shade indicates photographic records. Yellow shade indicates verified
sighting. Slanted hatch indicates pre-1980 records only
NOTE: Not all specimens upon which these maps are based have been verified.
Key Characters: Smooth skin; large toe pads; white or pale yellow stripe from upper lip to groin.
Similar Species: Gray treefrogs.
Description: Medium-sized (up to 6 cm SVL) bright green, yellowish green, olive green, or lime green frog with a few small splatters of gold or white. Belly clear pale yellow to white. Male slightly smaller than female. The male has a wrinkled throat indicating a vocal pouch.
Habitat: Open brushy borders of cypress swamps, floodplain sloughs, cattail marshes, lakes, and farm ponds.
Natural History: Adults and juveniles are seen on roads during and after rain. Diet consists of insects. Can change between dark and light green depending on temperature and lighting. Perches by day on upright cattail or other plant while legs are tightly tucked under body. Breeds late May to August. Males call, sometimes in large choruses, from button bush, swamp rose, lily pads, or other shoreline plants, and calls sound like a series of metallic honks, similar to cow bells or barking dogs. Eggs are laid under water surface and are attached to roots of floating vegetation. Embryos hatch in a few days and tadpoles transform in two months. Juveniles often feed in nearby grassy fields in late summer and autumn.

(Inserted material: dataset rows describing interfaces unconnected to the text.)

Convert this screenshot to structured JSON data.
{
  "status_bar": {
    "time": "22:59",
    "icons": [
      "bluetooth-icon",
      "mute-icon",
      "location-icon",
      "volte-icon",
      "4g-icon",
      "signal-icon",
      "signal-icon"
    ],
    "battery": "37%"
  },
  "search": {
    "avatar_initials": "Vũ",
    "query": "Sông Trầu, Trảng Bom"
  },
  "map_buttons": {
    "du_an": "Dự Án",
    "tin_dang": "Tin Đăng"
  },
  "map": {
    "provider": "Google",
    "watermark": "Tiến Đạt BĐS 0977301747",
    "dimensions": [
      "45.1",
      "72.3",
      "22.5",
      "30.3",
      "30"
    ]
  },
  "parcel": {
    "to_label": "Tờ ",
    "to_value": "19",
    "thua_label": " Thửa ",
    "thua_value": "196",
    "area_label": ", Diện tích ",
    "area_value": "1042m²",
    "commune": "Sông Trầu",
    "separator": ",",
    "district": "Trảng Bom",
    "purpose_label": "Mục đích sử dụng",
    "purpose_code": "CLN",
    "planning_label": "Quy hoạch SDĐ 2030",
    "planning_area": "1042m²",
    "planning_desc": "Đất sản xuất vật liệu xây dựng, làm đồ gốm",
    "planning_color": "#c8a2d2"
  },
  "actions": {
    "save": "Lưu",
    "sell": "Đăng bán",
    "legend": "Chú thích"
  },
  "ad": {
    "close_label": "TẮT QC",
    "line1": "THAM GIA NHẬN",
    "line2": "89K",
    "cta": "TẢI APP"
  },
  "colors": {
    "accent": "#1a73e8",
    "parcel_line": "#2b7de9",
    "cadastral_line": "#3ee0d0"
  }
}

Status: Has been introduced in a few areas north of its natural range. Locally abundant in extreme southern counties where cypress and tupelo occur in dense stands.